** About this exercise **
Below are the records; return every line from the one that contains "Parse this screenshot: output" to the last, exactly, skipping the pictures.

Given records below:

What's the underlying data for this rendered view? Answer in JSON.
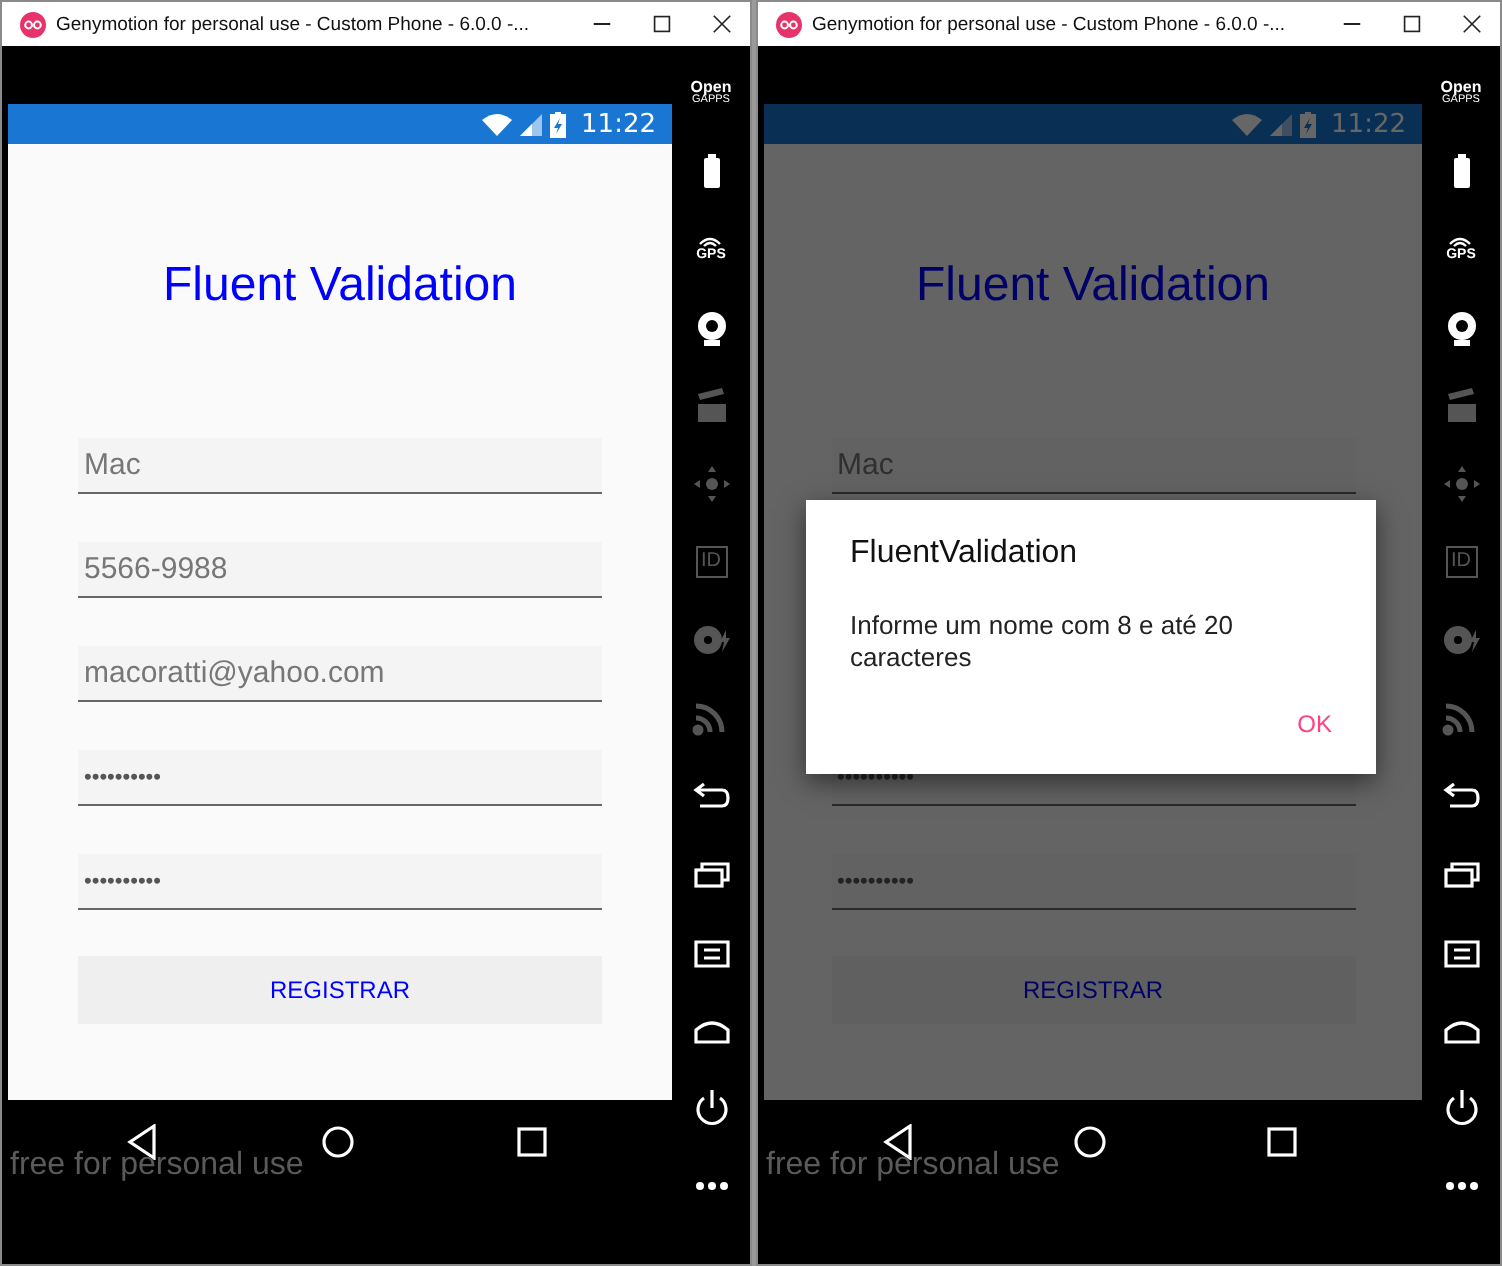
{
  "windows": [
    {
      "title": "Genymotion for personal use - Custom Phone - 6.0.0 -...",
      "status_time": "11:22",
      "tools": [
        {
          "kind": "gapps",
          "top": "Open",
          "bottom": "GAPPS",
          "disabled": false
        },
        {
          "kind": "battery",
          "disabled": false
        },
        {
          "kind": "gps",
          "label": "GPS",
          "disabled": false
        },
        {
          "kind": "camera",
          "disabled": false
        },
        {
          "kind": "media",
          "disabled": true
        },
        {
          "kind": "dpad",
          "disabled": true
        },
        {
          "kind": "id",
          "label": "ID",
          "disabled": true
        },
        {
          "kind": "disk",
          "disabled": true
        },
        {
          "kind": "cast",
          "disabled": true
        },
        {
          "kind": "back",
          "disabled": false
        },
        {
          "kind": "recent",
          "disabled": false
        },
        {
          "kind": "menu",
          "disabled": false
        },
        {
          "kind": "home",
          "disabled": false
        },
        {
          "kind": "power",
          "disabled": false
        },
        {
          "kind": "more",
          "disabled": false
        }
      ],
      "app": {
        "heading": "Fluent Validation",
        "fields": [
          {
            "kind": "text",
            "value": "Mac"
          },
          {
            "kind": "text",
            "value": "5566-9988"
          },
          {
            "kind": "text",
            "value": "macoratti@yahoo.com"
          },
          {
            "kind": "password",
            "value": "••••••••••"
          },
          {
            "kind": "password",
            "value": "••••••••••"
          }
        ],
        "button": "REGISTRAR"
      },
      "overlay_text": "free for personal use"
    },
    {
      "title": "Genymotion for personal use - Custom Phone - 6.0.0 -...",
      "status_time": "11:22",
      "tools": [
        {
          "kind": "gapps",
          "top": "Open",
          "bottom": "GAPPS",
          "disabled": false
        },
        {
          "kind": "battery",
          "disabled": false
        },
        {
          "kind": "gps",
          "label": "GPS",
          "disabled": false
        },
        {
          "kind": "camera",
          "disabled": false
        },
        {
          "kind": "media",
          "disabled": true
        },
        {
          "kind": "dpad",
          "disabled": true
        },
        {
          "kind": "id",
          "label": "ID",
          "disabled": true
        },
        {
          "kind": "disk",
          "disabled": true
        },
        {
          "kind": "cast",
          "disabled": true
        },
        {
          "kind": "back",
          "disabled": false
        },
        {
          "kind": "recent",
          "disabled": false
        },
        {
          "kind": "menu",
          "disabled": false
        },
        {
          "kind": "home",
          "disabled": false
        },
        {
          "kind": "power",
          "disabled": false
        },
        {
          "kind": "more",
          "disabled": false
        }
      ],
      "app": {
        "heading": "Fluent Validation",
        "fields": [
          {
            "kind": "text",
            "value": "Mac"
          },
          {
            "kind": "covered"
          },
          {
            "kind": "covered"
          },
          {
            "kind": "password",
            "value": "••••••••••"
          },
          {
            "kind": "password",
            "value": "••••••••••"
          }
        ],
        "button": "REGISTRAR"
      },
      "dialog": {
        "title": "FluentValidation",
        "message": "Informe um nome com 8 e até 20 caracteres",
        "button": "OK"
      },
      "overlay_text": "free for personal use"
    }
  ]
}
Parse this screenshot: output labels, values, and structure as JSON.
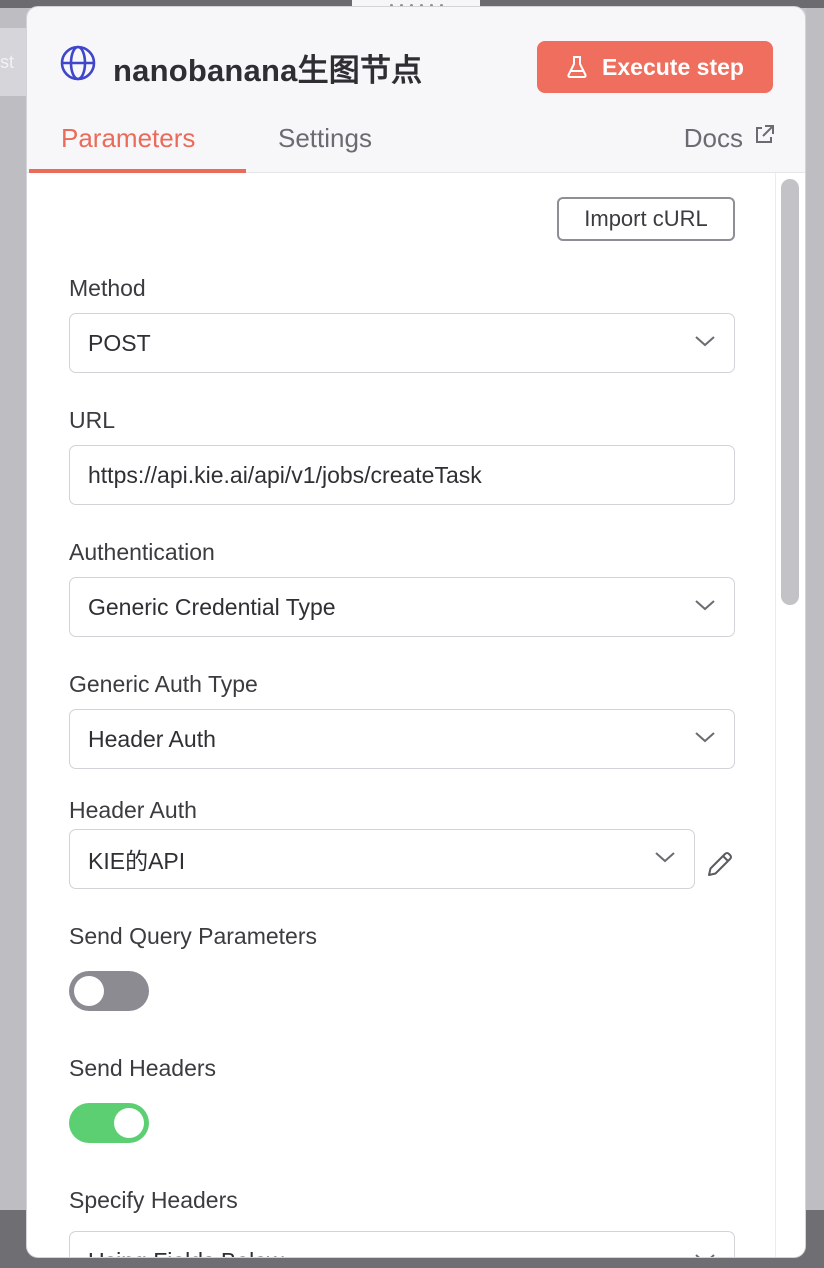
{
  "node_tab_text": "st",
  "header": {
    "title": "nanobanana生图节点",
    "execute_label": "Execute step"
  },
  "tabs": {
    "parameters": "Parameters",
    "settings": "Settings",
    "docs": "Docs",
    "active": "Parameters"
  },
  "import_curl_label": "Import cURL",
  "fields": {
    "method": {
      "label": "Method",
      "value": "POST"
    },
    "url": {
      "label": "URL",
      "value": "https://api.kie.ai/api/v1/jobs/createTask"
    },
    "authentication": {
      "label": "Authentication",
      "value": "Generic Credential Type"
    },
    "generic_auth_type": {
      "label": "Generic Auth Type",
      "value": "Header Auth"
    },
    "header_auth": {
      "label": "Header Auth",
      "value": "KIE的API"
    },
    "send_query": {
      "label": "Send Query Parameters",
      "enabled": false
    },
    "send_headers": {
      "label": "Send Headers",
      "enabled": true
    },
    "specify_headers": {
      "label": "Specify Headers",
      "value": "Using Fields Below"
    }
  },
  "colors": {
    "accent": "#ef6e5d",
    "toggle_on": "#5ccf73",
    "toggle_off": "#8b8b91",
    "globe": "#3f46c9"
  },
  "icons": {
    "globe": "globe-icon",
    "flask": "flask-icon",
    "external_link": "external-link-icon",
    "chevron": "chevron-down-icon",
    "pencil": "pencil-icon"
  }
}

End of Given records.

** Task solution **
Parse this screenshot: output labels, values, and structure as JSON.
{
  "node_tab_text": "st",
  "header": {
    "title": "nanobanana生图节点",
    "execute_label": "Execute step"
  },
  "tabs": {
    "parameters": "Parameters",
    "settings": "Settings",
    "docs": "Docs",
    "active": "Parameters"
  },
  "import_curl_label": "Import cURL",
  "fields": {
    "method": {
      "label": "Method",
      "value": "POST"
    },
    "url": {
      "label": "URL",
      "value": "https://api.kie.ai/api/v1/jobs/createTask"
    },
    "authentication": {
      "label": "Authentication",
      "value": "Generic Credential Type"
    },
    "generic_auth_type": {
      "label": "Generic Auth Type",
      "value": "Header Auth"
    },
    "header_auth": {
      "label": "Header Auth",
      "value": "KIE的API"
    },
    "send_query": {
      "label": "Send Query Parameters",
      "enabled": false
    },
    "send_headers": {
      "label": "Send Headers",
      "enabled": true
    },
    "specify_headers": {
      "label": "Specify Headers",
      "value": "Using Fields Below"
    }
  },
  "colors": {
    "accent": "#ef6e5d",
    "toggle_on": "#5ccf73",
    "toggle_off": "#8b8b91",
    "globe": "#3f46c9"
  },
  "icons": {
    "globe": "globe-icon",
    "flask": "flask-icon",
    "external_link": "external-link-icon",
    "chevron": "chevron-down-icon",
    "pencil": "pencil-icon"
  }
}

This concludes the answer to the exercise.